World Bank Help for CEE Risks Comes to Vienna

Wednesday, January 20, 2010

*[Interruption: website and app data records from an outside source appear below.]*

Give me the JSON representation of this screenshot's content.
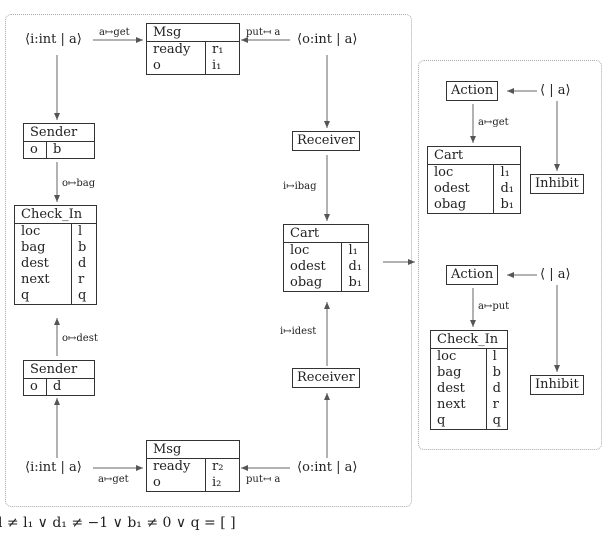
{
  "left_group": {
    "msg_top": {
      "title": "Msg",
      "rows": [
        [
          "ready",
          "r₁"
        ],
        [
          "o",
          "i₁"
        ]
      ]
    },
    "msg_bottom": {
      "title": "Msg",
      "rows": [
        [
          "ready",
          "r₂"
        ],
        [
          "o",
          "i₂"
        ]
      ]
    },
    "in_port_top": "⟨i:int | a⟩",
    "out_port_top": "⟨o:int | a⟩",
    "in_port_bottom": "⟨i:int | a⟩",
    "out_port_bottom": "⟨o:int | a⟩",
    "label_get_top": "a↦get",
    "label_put_top": "put↤ a",
    "label_get_bottom": "a↦get",
    "label_put_bottom": "put↤ a",
    "sender_top": {
      "title": "Sender",
      "rows": [
        [
          "o",
          "b"
        ]
      ]
    },
    "sender_bottom": {
      "title": "Sender",
      "rows": [
        [
          "o",
          "d"
        ]
      ]
    },
    "label_bag": "o↦bag",
    "label_dest": "o↦dest",
    "checkin": {
      "title": "Check_In",
      "rows": [
        [
          "loc",
          "l"
        ],
        [
          "bag",
          "b"
        ],
        [
          "dest",
          "d"
        ],
        [
          "next",
          "r"
        ],
        [
          "q",
          "q"
        ]
      ]
    },
    "receiver_top": "Receiver",
    "receiver_bottom": "Receiver",
    "label_ibag": "i↦ibag",
    "label_idest": "i↦idest",
    "cart": {
      "title": "Cart",
      "rows": [
        [
          "loc",
          "l₁"
        ],
        [
          "odest",
          "d₁"
        ],
        [
          "obag",
          "b₁"
        ]
      ]
    }
  },
  "right_group": {
    "action_top": "Action",
    "action_bottom": "Action",
    "port_top": "⟨ | a⟩",
    "port_bottom": "⟨ | a⟩",
    "label_get": "a↦get",
    "label_put": "a↦put",
    "inhibit_top": "Inhibit",
    "inhibit_bottom": "Inhibit",
    "cart": {
      "title": "Cart",
      "rows": [
        [
          "loc",
          "l₁"
        ],
        [
          "odest",
          "d₁"
        ],
        [
          "obag",
          "b₁"
        ]
      ]
    },
    "checkin": {
      "title": "Check_In",
      "rows": [
        [
          "loc",
          "l"
        ],
        [
          "bag",
          "b"
        ],
        [
          "dest",
          "d"
        ],
        [
          "next",
          "r"
        ],
        [
          "q",
          "q"
        ]
      ]
    }
  },
  "condition": "l ≠ l₁ ∨ d₁ ≠ −1 ∨ b₁ ≠ 0 ∨ q = [ ]"
}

While media attention circles around a possible Greek default, behind-the-scene action is designed to help cushion the foreseeable fallout from Central Eastern European (CEE) loans, burdening the balance sheets of primarily Austrian and German banks. According to a press release by US financial group CRG Capital the company has established a fund that wants to raise €200 million in order to buy up distressed CEE debt.
From the release:
IFC, a member of the World Bank Group; the European Bank for Reconstruction and Development (EBRD); and CRG Capital, a leading restructuring fund manager have launched the first fund dedicated to investing in distressed assets in Central and Eastern Europe.
IFC is the International Finance Corporation, an affiliate of the World Bank Group.
A press release of the EBRD, dated January 11 too, reveals some figures:
The CEE Special Situations Fund will invest in underperforming companies to support recovery in the region. It is being established by CRG Capital. The fund aims to raise €200 million, with EBRD, IFC, and CRG Capital initially committing a total of €36 million. It will focus on the acquisition, turnaround, and resolution of corporate distressed assets in Central and Eastern Europe.
Both releases ended with the usual well-wishings of top brass of all parties involved.
Austrian daily "Der Standard" reported more details in its online edition. According to the German language report CRG Capital is based in Delaware and relies on a team of 90 lawyers reviewing deals. CRG wants to focus on Poland, Romania, Ukraine, the Baltics and Hungary.
Presuming the credit-worthiness of at least 2 of the 3 parties involved it should not be a problem to raise the targeted €200 million. If this will be enough to turn around the dire situation in CEE remains to be proven.


Wikinvest Wire